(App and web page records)
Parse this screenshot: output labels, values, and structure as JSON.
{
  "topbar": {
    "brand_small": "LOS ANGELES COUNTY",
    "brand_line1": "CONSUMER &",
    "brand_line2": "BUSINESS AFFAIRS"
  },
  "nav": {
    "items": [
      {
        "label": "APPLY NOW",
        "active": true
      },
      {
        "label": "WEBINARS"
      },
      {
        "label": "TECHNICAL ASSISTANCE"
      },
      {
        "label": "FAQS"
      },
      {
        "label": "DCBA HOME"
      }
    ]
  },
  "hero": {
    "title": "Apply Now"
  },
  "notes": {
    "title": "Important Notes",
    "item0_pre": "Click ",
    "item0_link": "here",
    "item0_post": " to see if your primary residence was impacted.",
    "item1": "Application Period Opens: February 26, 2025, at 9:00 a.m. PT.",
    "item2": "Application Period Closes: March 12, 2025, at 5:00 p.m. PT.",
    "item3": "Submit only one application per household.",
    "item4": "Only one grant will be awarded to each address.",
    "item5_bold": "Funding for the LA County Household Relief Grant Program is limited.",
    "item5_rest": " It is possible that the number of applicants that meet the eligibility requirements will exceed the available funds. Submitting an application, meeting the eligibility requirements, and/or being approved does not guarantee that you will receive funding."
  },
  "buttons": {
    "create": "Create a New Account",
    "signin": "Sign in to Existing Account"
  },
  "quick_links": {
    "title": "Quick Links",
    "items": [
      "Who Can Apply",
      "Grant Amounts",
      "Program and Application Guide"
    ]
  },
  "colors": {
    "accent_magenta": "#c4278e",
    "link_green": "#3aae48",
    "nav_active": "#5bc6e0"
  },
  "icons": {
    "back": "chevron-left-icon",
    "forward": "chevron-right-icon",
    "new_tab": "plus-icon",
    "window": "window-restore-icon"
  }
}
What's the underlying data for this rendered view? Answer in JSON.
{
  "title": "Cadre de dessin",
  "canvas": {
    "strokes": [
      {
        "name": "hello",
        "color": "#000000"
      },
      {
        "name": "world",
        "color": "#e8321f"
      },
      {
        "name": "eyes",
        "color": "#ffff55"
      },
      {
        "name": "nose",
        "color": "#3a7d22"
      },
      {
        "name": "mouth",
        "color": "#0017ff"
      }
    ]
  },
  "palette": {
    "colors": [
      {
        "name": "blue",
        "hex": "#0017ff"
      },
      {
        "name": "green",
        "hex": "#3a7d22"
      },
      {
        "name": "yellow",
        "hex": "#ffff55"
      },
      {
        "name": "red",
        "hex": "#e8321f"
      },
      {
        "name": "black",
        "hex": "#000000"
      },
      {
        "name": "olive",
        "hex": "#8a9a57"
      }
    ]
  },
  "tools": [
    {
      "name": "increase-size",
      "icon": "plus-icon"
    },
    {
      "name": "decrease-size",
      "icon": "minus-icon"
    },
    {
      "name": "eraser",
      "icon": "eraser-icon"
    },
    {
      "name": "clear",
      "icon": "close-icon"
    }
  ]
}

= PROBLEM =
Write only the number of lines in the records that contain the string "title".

= OUTPUT OF THE TASK =
4